RECORD SET below:

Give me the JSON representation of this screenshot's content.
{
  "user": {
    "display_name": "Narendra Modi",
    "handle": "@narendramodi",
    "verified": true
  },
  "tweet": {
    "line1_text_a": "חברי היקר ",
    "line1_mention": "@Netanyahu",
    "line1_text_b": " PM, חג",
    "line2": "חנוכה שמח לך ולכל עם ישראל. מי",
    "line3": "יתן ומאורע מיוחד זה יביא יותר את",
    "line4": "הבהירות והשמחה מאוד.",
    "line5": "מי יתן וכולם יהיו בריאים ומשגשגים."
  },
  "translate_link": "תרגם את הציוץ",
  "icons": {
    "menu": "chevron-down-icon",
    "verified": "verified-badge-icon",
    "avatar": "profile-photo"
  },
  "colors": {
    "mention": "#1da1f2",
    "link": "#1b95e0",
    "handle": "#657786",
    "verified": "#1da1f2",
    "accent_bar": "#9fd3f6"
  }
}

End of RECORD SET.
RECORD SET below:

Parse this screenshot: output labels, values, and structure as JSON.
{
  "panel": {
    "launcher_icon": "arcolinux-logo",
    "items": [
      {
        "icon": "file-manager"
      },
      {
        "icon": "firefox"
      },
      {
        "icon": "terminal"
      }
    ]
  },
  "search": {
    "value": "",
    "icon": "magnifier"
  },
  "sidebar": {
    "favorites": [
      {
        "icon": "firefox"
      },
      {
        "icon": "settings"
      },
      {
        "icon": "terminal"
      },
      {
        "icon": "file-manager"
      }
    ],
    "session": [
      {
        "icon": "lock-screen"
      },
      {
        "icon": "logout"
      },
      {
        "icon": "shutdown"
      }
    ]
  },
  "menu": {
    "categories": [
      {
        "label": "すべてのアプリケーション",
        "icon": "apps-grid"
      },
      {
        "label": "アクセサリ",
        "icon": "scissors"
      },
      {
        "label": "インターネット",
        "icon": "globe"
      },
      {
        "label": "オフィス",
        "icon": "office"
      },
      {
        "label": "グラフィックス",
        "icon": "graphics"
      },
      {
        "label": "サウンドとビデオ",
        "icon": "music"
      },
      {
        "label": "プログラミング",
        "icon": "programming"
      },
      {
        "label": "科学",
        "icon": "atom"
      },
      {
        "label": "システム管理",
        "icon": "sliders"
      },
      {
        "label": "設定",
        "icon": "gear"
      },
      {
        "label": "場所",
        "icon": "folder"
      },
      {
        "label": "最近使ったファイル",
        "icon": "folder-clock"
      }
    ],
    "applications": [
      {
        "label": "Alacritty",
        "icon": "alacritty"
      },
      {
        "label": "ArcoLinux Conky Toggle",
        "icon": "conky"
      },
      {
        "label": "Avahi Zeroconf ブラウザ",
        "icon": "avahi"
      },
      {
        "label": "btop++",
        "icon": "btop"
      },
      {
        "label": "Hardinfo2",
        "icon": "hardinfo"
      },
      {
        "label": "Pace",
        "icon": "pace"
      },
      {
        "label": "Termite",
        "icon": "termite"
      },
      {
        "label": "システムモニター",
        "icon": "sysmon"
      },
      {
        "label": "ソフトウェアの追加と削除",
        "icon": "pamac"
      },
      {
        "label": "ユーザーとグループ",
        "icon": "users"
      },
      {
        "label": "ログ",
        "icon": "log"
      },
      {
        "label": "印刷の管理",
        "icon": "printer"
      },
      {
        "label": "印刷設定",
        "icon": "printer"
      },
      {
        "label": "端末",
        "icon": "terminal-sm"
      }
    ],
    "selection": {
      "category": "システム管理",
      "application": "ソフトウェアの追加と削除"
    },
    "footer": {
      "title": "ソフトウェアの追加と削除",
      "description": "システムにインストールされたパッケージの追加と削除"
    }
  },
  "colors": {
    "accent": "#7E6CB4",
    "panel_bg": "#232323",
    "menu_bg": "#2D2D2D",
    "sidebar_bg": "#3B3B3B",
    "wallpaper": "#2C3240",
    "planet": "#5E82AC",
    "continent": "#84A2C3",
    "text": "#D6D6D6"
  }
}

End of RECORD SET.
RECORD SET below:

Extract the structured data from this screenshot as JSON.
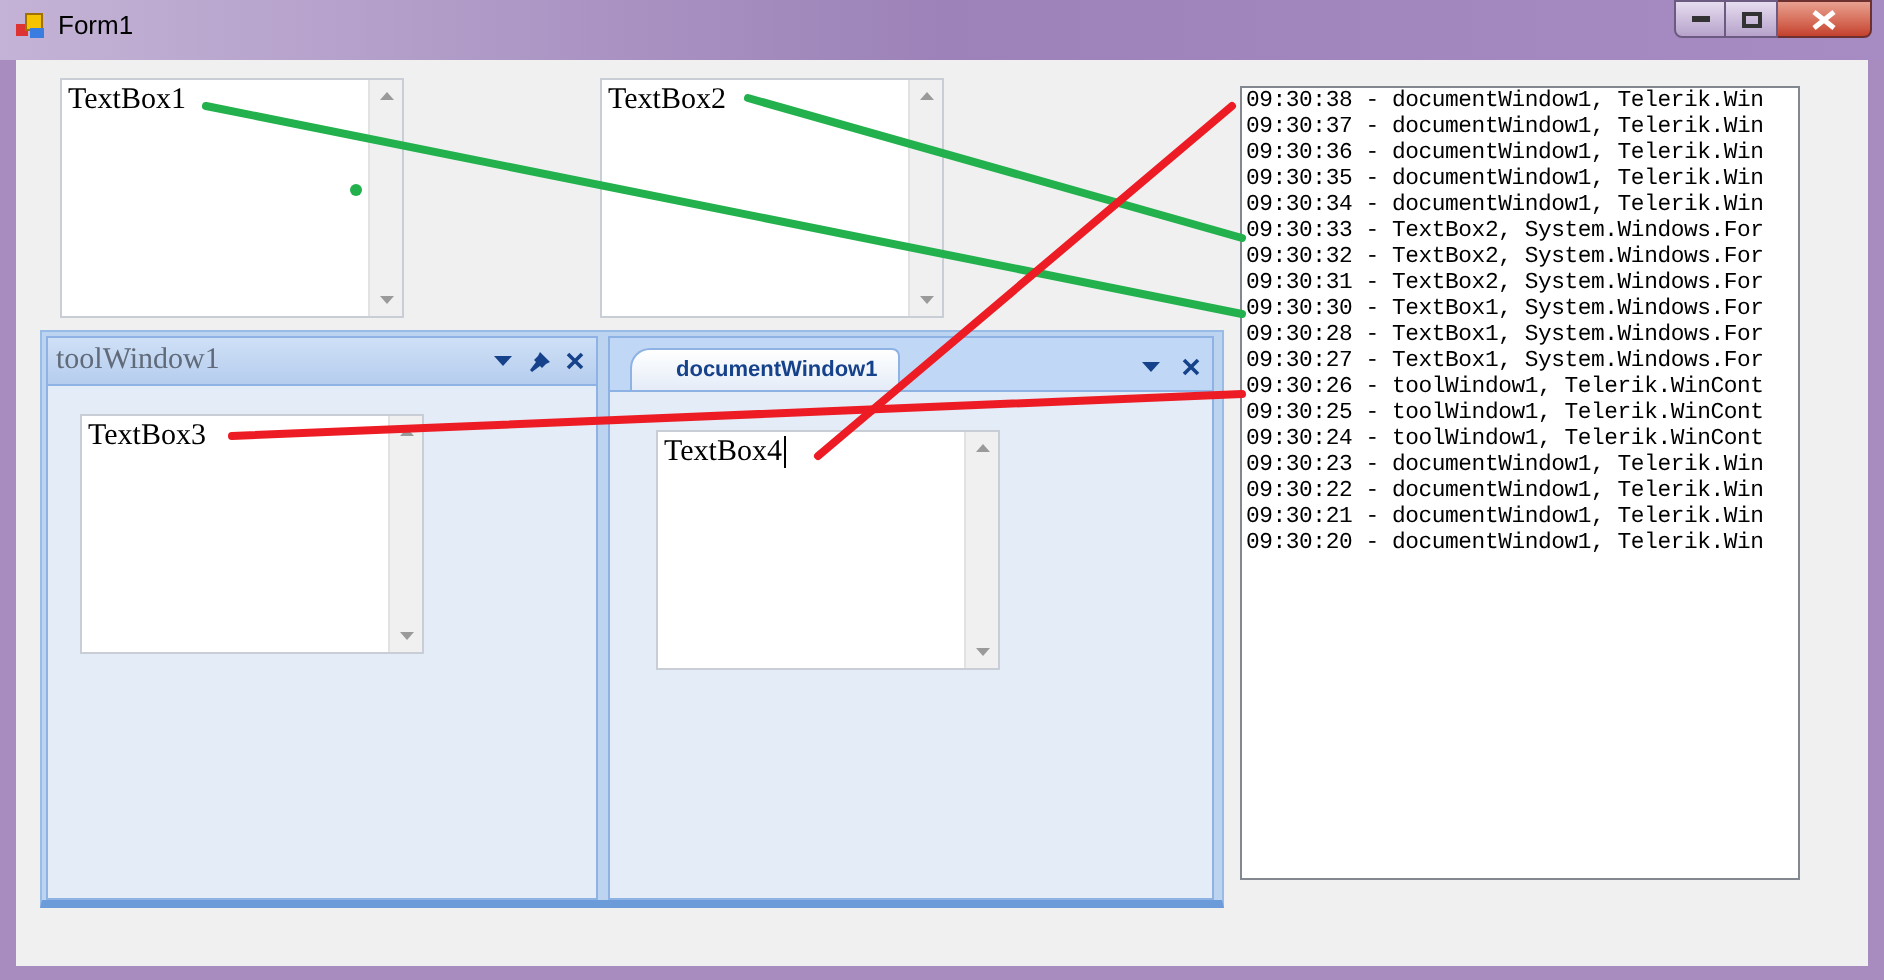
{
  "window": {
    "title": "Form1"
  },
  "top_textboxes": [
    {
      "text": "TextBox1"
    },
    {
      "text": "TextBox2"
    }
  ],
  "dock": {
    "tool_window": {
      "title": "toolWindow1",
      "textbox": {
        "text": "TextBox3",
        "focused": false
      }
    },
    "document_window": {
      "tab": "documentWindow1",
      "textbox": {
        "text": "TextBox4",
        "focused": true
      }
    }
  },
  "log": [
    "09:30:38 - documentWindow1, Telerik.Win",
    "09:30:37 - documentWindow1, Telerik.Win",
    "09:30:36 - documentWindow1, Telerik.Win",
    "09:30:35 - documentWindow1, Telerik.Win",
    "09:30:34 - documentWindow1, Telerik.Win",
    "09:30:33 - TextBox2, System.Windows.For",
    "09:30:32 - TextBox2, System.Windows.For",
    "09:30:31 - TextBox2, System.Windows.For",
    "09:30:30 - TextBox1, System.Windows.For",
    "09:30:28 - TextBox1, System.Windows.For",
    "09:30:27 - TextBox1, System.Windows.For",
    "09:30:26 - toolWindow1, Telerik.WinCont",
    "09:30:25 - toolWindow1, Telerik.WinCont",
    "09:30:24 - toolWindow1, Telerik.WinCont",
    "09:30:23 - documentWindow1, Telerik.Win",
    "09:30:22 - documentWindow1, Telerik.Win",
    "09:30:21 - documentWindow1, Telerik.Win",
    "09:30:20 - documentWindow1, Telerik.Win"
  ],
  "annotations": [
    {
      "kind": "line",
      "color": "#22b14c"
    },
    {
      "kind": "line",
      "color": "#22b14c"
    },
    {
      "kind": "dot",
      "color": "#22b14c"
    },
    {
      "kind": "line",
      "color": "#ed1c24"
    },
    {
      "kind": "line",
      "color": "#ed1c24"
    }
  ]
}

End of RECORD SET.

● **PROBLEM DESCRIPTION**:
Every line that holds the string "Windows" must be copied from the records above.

● **SOLUTION**:
    "09:30:33 - TextBox2, System.Windows.For",
    "09:30:32 - TextBox2, System.Windows.For",
    "09:30:31 - TextBox2, System.Windows.For",
    "09:30:30 - TextBox1, System.Windows.For",
    "09:30:28 - TextBox1, System.Windows.For",
    "09:30:27 - TextBox1, System.Windows.For",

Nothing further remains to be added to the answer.